The Starfish and the Spider: The Unstoppable Power of Leaderless Organizations, by Brafman & Becksrom

Untamed, by Alan Hirsch

Church 3.0, by Neil Cole

The Shaping of Things to Come, by Alan Hirsch and Michael Frost

Monthly Archives: July 2010

As I was diving into Alan and Debra Hirsch’s new book, “Untamed”, something very disturbing occurred to me about the way we view Jesus: I am seeing that our evangelical presentation of Jesus attracts people who don’t want to grow. Let me explain.

It has to do with the attitude of those “outside” the Church. Those who are invited in are told not to be influenced by “the world”…because after all, now we are “right”. We stop listening to those who are “wrong”, because we see them as in “darkness” (wrong). What is more disturbing is that our identity becomes so tied to the hope that we are “right”, that we even quit listening to others in the Church who don’t agree with us about things. In the name of not being “influenced”, we cut ourselves off to the reflections of ourselves through those around us whom God would try to use for our growth.

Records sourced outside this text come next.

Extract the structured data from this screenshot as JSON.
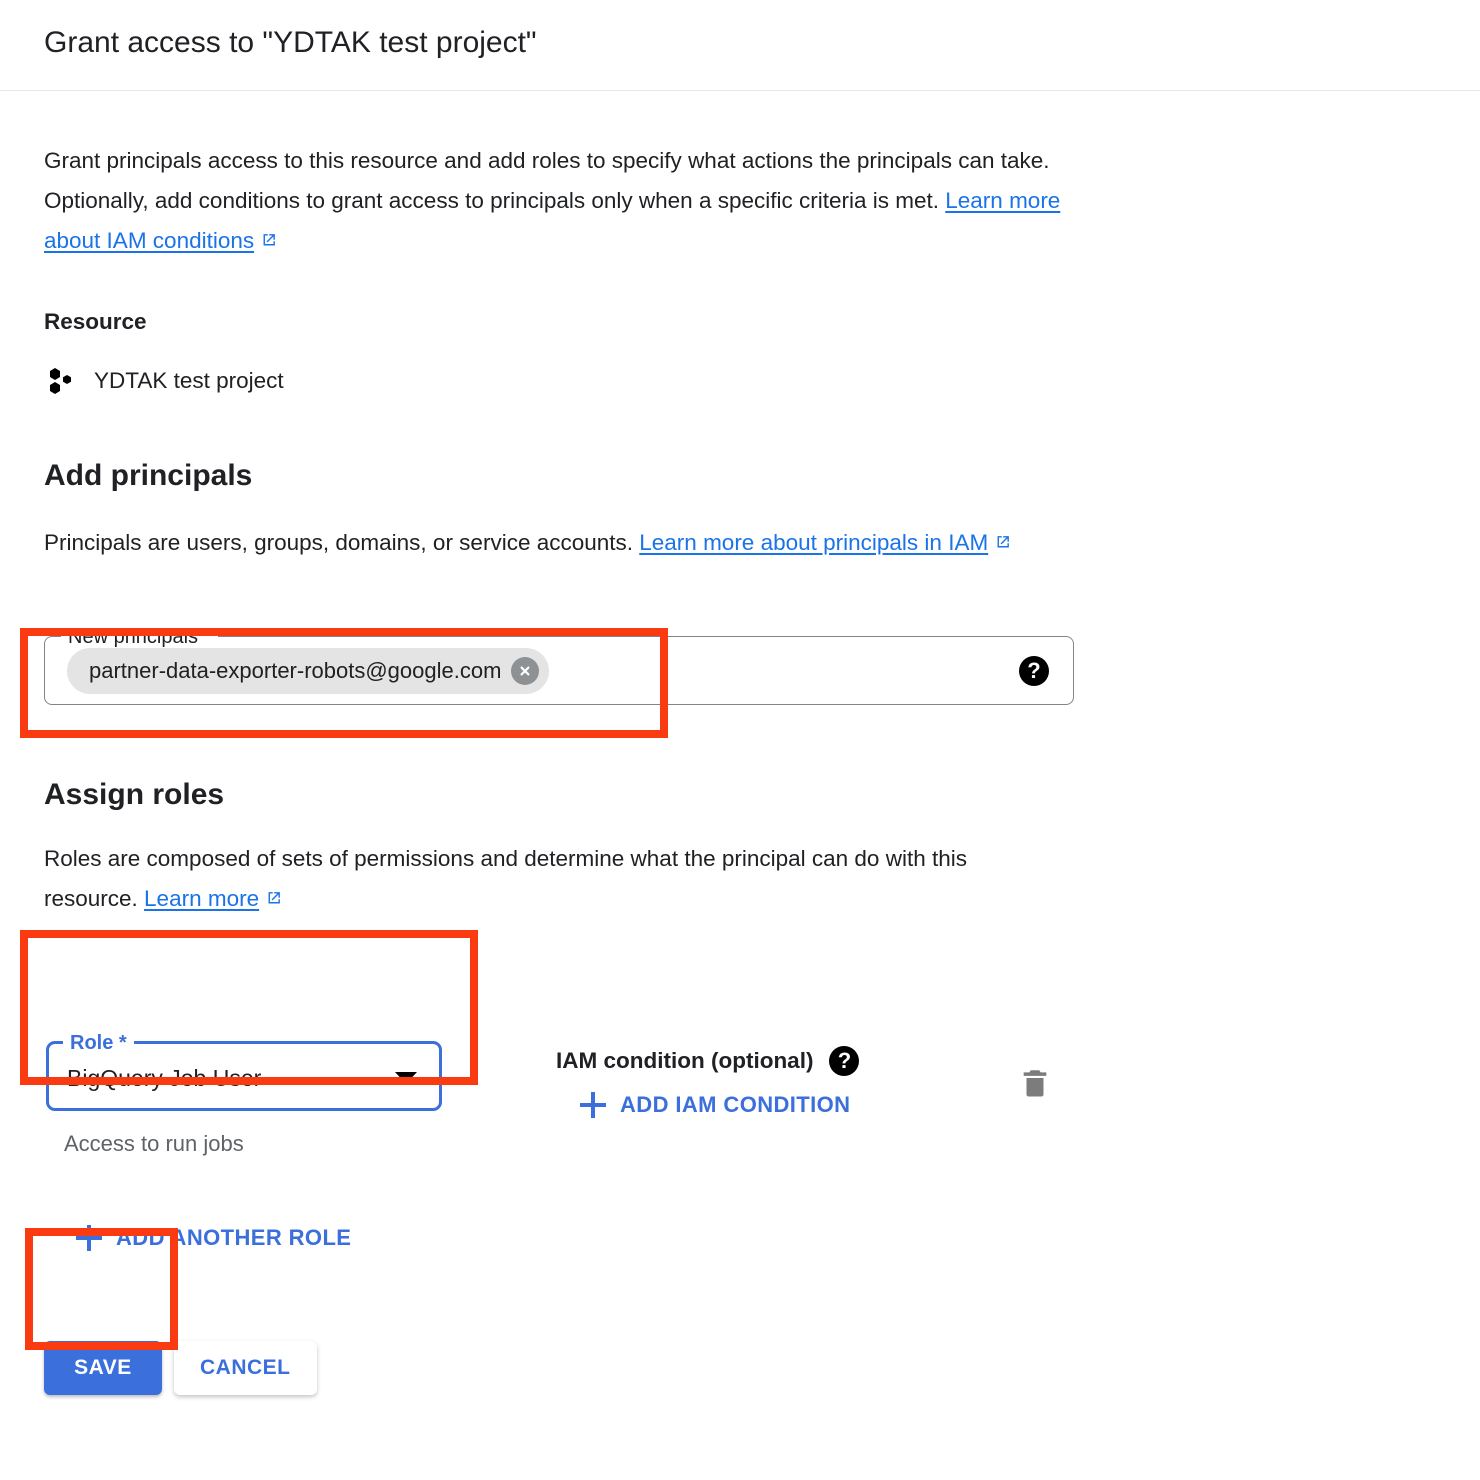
{
  "header": {
    "title": "Grant access to \"YDTAK test project\""
  },
  "intro": {
    "text_before_link": "Grant principals access to this resource and add roles to specify what actions the principals can take. Optionally, add conditions to grant access to principals only when a specific criteria is met. ",
    "link_label": "Learn more about IAM conditions",
    "link_icon": "external-link-icon"
  },
  "resource": {
    "heading": "Resource",
    "icon": "gcp-project-icon",
    "name": "YDTAK test project"
  },
  "add_principals": {
    "heading": "Add principals",
    "helper_before_link": "Principals are users, groups, domains, or service accounts. ",
    "helper_link_label": "Learn more about principals in IAM",
    "helper_link_icon": "external-link-icon",
    "field": {
      "label": "New principals *",
      "chips": [
        {
          "label": "partner-data-exporter-robots@google.com",
          "remove_icon": "close-circle-icon"
        }
      ],
      "help_icon": "help-icon"
    }
  },
  "assign_roles": {
    "heading": "Assign roles",
    "helper_before_link": "Roles are composed of sets of permissions and determine what the principal can do with this resource. ",
    "helper_link_label": "Learn more",
    "helper_link_icon": "external-link-icon",
    "role_field": {
      "label": "Role *",
      "value": "BigQuery Job User",
      "description": "Access to run jobs",
      "dropdown_icon": "chevron-down-icon"
    },
    "condition": {
      "label": "IAM condition (optional)",
      "help_icon": "help-icon",
      "add_label": "ADD IAM CONDITION",
      "add_icon": "plus-icon",
      "delete_icon": "trash-icon"
    },
    "add_another_role_label": "ADD ANOTHER ROLE",
    "add_another_role_icon": "plus-icon"
  },
  "actions": {
    "save_label": "SAVE",
    "cancel_label": "CANCEL"
  },
  "colors": {
    "accent_blue": "#3b6fdb",
    "link_blue": "#1a73e8",
    "annotation_red": "#fa3a11",
    "chip_grey": "#e4e4e4",
    "muted_text": "#5f6368"
  }
}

This very dynamic precludes the one thing that the REAL Jesus told us to do: Discipleship. Discipleship, by any definition, requires close proximity to people who will not agree with us about everything – and will challenge us by reflecting our blind spots. No wonder Jesus said that the “children of darkness are often wiser than the children of light”. I think He meant by that comment that we had better listen to those who don’t agree with us…they have something valuable to say to us. If we cannot learn from our brother who we can see, how can we possibly learn from God who we cannot see? (see 1John 4:20)

So, I don’t think a true image of Jesus will flatter us when our doctrine is “right”. The image of Jesus in the Gospels didn’t repel the sinners of world and attract the religious. Quite the opposite. He exposed the blind spots of the “righteous” while He drew the unholy to Him. He was irresistible to those who thought nothing of themselves, while those who thought of themselves as righteous only wanted to kill Him.

What is our image of Jesus?